What you are asked to do
Print a faithful copy of the data below, word for word, with the pictures left out.

Dataset records
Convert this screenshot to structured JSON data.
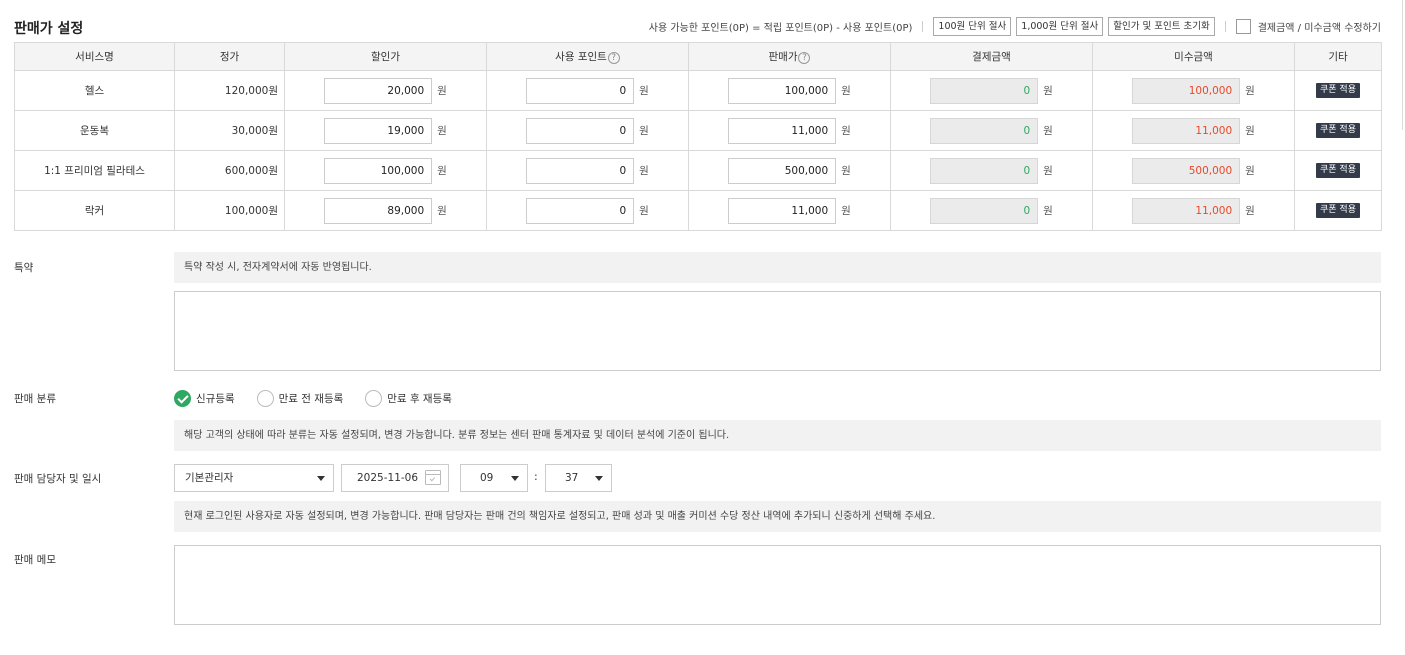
{
  "header": {
    "title": "판매가 설정",
    "formula": "사용 가능한 포인트(0P) = 적립 포인트(0P) - 사용 포인트(0P)",
    "buttons": [
      "100원 단위 절사",
      "1,000원 단위 절사",
      "할인가 및 포인트 초기화"
    ],
    "checkbox_label": "결제금액 / 미수금액 수정하기"
  },
  "table": {
    "columns": [
      "서비스명",
      "정가",
      "할인가",
      "사용 포인트",
      "판매가",
      "결제금액",
      "미수금액",
      "기타"
    ],
    "help_icon": "?",
    "unit": "원",
    "coupon_label": "쿠폰 적용",
    "rows": [
      {
        "service": "헬스",
        "list_price": "120,000원",
        "discount": "20,000",
        "points": "0",
        "sale": "100,000",
        "paid": "0",
        "unpaid": "100,000"
      },
      {
        "service": "운동복",
        "list_price": "30,000원",
        "discount": "19,000",
        "points": "0",
        "sale": "11,000",
        "paid": "0",
        "unpaid": "11,000"
      },
      {
        "service": "1:1 프리미엄 필라테스",
        "list_price": "600,000원",
        "discount": "100,000",
        "points": "0",
        "sale": "500,000",
        "paid": "0",
        "unpaid": "500,000"
      },
      {
        "service": "락커",
        "list_price": "100,000원",
        "discount": "89,000",
        "points": "0",
        "sale": "11,000",
        "paid": "0",
        "unpaid": "11,000"
      }
    ]
  },
  "terms": {
    "label": "특약",
    "info": "특약 작성 시, 전자계약서에 자동 반영됩니다."
  },
  "category": {
    "label": "판매 분류",
    "options": [
      "신규등록",
      "만료 전 재등록",
      "만료 후 재등록"
    ],
    "selected": "신규등록",
    "info": "해당 고객의 상태에 따라 분류는 자동 설정되며, 변경 가능합니다. 분류 정보는 센터 판매 통계자료 및 데이터 분석에 기준이 됩니다."
  },
  "manager": {
    "label": "판매 담당자 및 일시",
    "manager_value": "기본관리자",
    "date": "2025-11-06",
    "hour": "09",
    "minute": "37",
    "colon": ":",
    "info": "현재 로그인된 사용자로 자동 설정되며, 변경 가능합니다. 판매 담당자는 판매 건의 책임자로 설정되고, 판매 성과 및 매출 커미션 수당 정산 내역에 추가되니 신중하게 선택해 주세요."
  },
  "memo": {
    "label": "판매 메모"
  },
  "colors": {
    "paid_text": "#2fa863",
    "unpaid_text": "#e8492c",
    "radio_checked": "#2fa863",
    "coupon_bg": "#333a4a"
  }
}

Solution
Convert this screenshot to structured JSON data.
{
  "header": {
    "title": "판매가 설정",
    "formula": "사용 가능한 포인트(0P) = 적립 포인트(0P) - 사용 포인트(0P)",
    "buttons": [
      "100원 단위 절사",
      "1,000원 단위 절사",
      "할인가 및 포인트 초기화"
    ],
    "checkbox_label": "결제금액 / 미수금액 수정하기"
  },
  "table": {
    "columns": [
      "서비스명",
      "정가",
      "할인가",
      "사용 포인트",
      "판매가",
      "결제금액",
      "미수금액",
      "기타"
    ],
    "help_icon": "?",
    "unit": "원",
    "coupon_label": "쿠폰 적용",
    "rows": [
      {
        "service": "헬스",
        "list_price": "120,000원",
        "discount": "20,000",
        "points": "0",
        "sale": "100,000",
        "paid": "0",
        "unpaid": "100,000"
      },
      {
        "service": "운동복",
        "list_price": "30,000원",
        "discount": "19,000",
        "points": "0",
        "sale": "11,000",
        "paid": "0",
        "unpaid": "11,000"
      },
      {
        "service": "1:1 프리미엄 필라테스",
        "list_price": "600,000원",
        "discount": "100,000",
        "points": "0",
        "sale": "500,000",
        "paid": "0",
        "unpaid": "500,000"
      },
      {
        "service": "락커",
        "list_price": "100,000원",
        "discount": "89,000",
        "points": "0",
        "sale": "11,000",
        "paid": "0",
        "unpaid": "11,000"
      }
    ]
  },
  "terms": {
    "label": "특약",
    "info": "특약 작성 시, 전자계약서에 자동 반영됩니다."
  },
  "category": {
    "label": "판매 분류",
    "options": [
      "신규등록",
      "만료 전 재등록",
      "만료 후 재등록"
    ],
    "selected": "신규등록",
    "info": "해당 고객의 상태에 따라 분류는 자동 설정되며, 변경 가능합니다. 분류 정보는 센터 판매 통계자료 및 데이터 분석에 기준이 됩니다."
  },
  "manager": {
    "label": "판매 담당자 및 일시",
    "manager_value": "기본관리자",
    "date": "2025-11-06",
    "hour": "09",
    "minute": "37",
    "colon": ":",
    "info": "현재 로그인된 사용자로 자동 설정되며, 변경 가능합니다. 판매 담당자는 판매 건의 책임자로 설정되고, 판매 성과 및 매출 커미션 수당 정산 내역에 추가되니 신중하게 선택해 주세요."
  },
  "memo": {
    "label": "판매 메모"
  },
  "colors": {
    "paid_text": "#2fa863",
    "unpaid_text": "#e8492c",
    "radio_checked": "#2fa863",
    "coupon_bg": "#333a4a"
  }
}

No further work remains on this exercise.